As TechRepublic points out, there are a few terms commonly used interchangeably for online currency, but which have different meanings. The first is “virtual currency” or “online currency,” which was identified by the U.S. Department of Treasury as operating like traditional currency but without legal tender. The European Central Bank defined it as unregulated digital money, usually under control of its developers, and used among specific online communities.

The second term is “digital currency,” which is a virtual currency that is created and stored electronically.

The third term is “cryptocurrency,” i.e. a digital currency which uses cryptography for security to make it difficult to counterfeit. This most specific subset, of which Bitcoin is the best example, is notable for not being issued by a central authority.

Cryptocurrencies are the most-used online currencies and have gained significant traction with established merchants as well as individuals. However, security is a higher risk. CNN Tech points out that Bitcoin in particular is stored either on a personal computer, where the coins can be accidentally deleted or destroyed by viruses; or the cloud, which can be hacked.

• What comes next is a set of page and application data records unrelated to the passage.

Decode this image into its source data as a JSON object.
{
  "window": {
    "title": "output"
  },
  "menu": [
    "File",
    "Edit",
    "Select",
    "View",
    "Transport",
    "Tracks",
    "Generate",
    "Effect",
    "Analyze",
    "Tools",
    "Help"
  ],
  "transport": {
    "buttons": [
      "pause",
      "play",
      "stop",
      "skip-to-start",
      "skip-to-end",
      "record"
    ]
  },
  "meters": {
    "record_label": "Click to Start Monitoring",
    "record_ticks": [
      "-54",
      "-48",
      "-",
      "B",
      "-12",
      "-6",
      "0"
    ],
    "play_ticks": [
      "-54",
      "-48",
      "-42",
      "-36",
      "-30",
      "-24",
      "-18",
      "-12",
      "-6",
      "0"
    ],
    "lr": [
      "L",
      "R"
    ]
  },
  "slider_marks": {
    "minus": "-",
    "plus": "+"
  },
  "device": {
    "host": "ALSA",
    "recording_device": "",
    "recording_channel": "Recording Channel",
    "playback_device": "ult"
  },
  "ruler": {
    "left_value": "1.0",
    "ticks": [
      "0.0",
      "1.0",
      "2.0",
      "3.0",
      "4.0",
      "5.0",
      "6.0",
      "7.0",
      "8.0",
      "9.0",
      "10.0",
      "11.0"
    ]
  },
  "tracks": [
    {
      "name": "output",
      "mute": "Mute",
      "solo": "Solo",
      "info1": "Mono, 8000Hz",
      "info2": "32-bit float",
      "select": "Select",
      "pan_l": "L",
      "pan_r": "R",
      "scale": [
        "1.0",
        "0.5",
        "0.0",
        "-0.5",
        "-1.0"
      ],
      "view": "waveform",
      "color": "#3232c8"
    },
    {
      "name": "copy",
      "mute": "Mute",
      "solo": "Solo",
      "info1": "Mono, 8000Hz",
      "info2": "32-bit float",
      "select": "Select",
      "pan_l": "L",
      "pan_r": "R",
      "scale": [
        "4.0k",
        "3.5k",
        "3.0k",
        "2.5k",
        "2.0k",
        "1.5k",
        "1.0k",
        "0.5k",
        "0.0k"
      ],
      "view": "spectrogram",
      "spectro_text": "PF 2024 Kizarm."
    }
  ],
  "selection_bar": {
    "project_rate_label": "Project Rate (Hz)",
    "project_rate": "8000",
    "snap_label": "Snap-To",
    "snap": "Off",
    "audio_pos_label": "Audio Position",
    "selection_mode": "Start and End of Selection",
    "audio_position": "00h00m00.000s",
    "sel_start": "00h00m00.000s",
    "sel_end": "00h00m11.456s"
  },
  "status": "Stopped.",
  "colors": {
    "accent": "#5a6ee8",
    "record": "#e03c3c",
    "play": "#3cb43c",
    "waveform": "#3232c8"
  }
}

Value of these currencies, according to Bitconnect, is affected by a large number of factors, such as supply and demand and its utility, but is made “because people think it has value and use it as a unit of exchange.”

The reasoning
According to a paper published by the creator or creators of Bitcoin under the pseudonym Satoshi Nakamoto, one major reason for the creation of cryptocurrencies is to eliminate the need for a “trusted third party” in online transactions, which for the most part are financial institutions. This also eliminates transaction fees and the need to share personal information along with the currency, which previously was needed to ensure trust between the buyer and seller.

More plainly, this means a transaction that only involves the buyer and seller with no associated handling fees, which can be performed entirely anonymously.

The sources
To describe where these currencies come from, we will stick with Bitcoin, as the most widespread cryptocurrency.

According to CNN Tech, Bitcoins are generated by a process known as “mining,” where people use computers to solve complex math problems with specific, open-source software. In this way, the more powerful a computer is, the faster is can “mine” for the specific number of possible Bitcoins—although, as TechRepublic points out, this process places high demands on hardware power and uses a lot of energy, leading some groups of people to pool the power of their computers and share the resulting profits.

The future
The future of these online currencies is presently unclear. Bitconnect points out that the value of online currency faces significant legal and governmental issues, as most countries have yet to form legal precedents relating to them. Some have even banned their use, or given them an official status so that they can be taxed as income. In general, regulations surrounding online currencies are still in development.

Meanwhile, the future within the cryptocurrency community, which according to Investopedia uses over 700 different currencies, is also uncertain. Wired explains that there is a growing movement to merge all of the online currencies with technology that would allow each to interact with one another, known as the “interledger protocol.” This is led by the company which oversees the cryptocurrency Ripple, with support from Microsoft and the World Wide Web Consortium. In essence, this would allow one person to send any currency and have it arrive as any other currency.

In any case, online currencies are clearly not about to disappear, and could potentially have a great effect on the future of worldwide commerce.

Used with Permission. Published by IMN Bank Adviser Includes copyrighted material of IMakeNews, Inc. and its suppliers.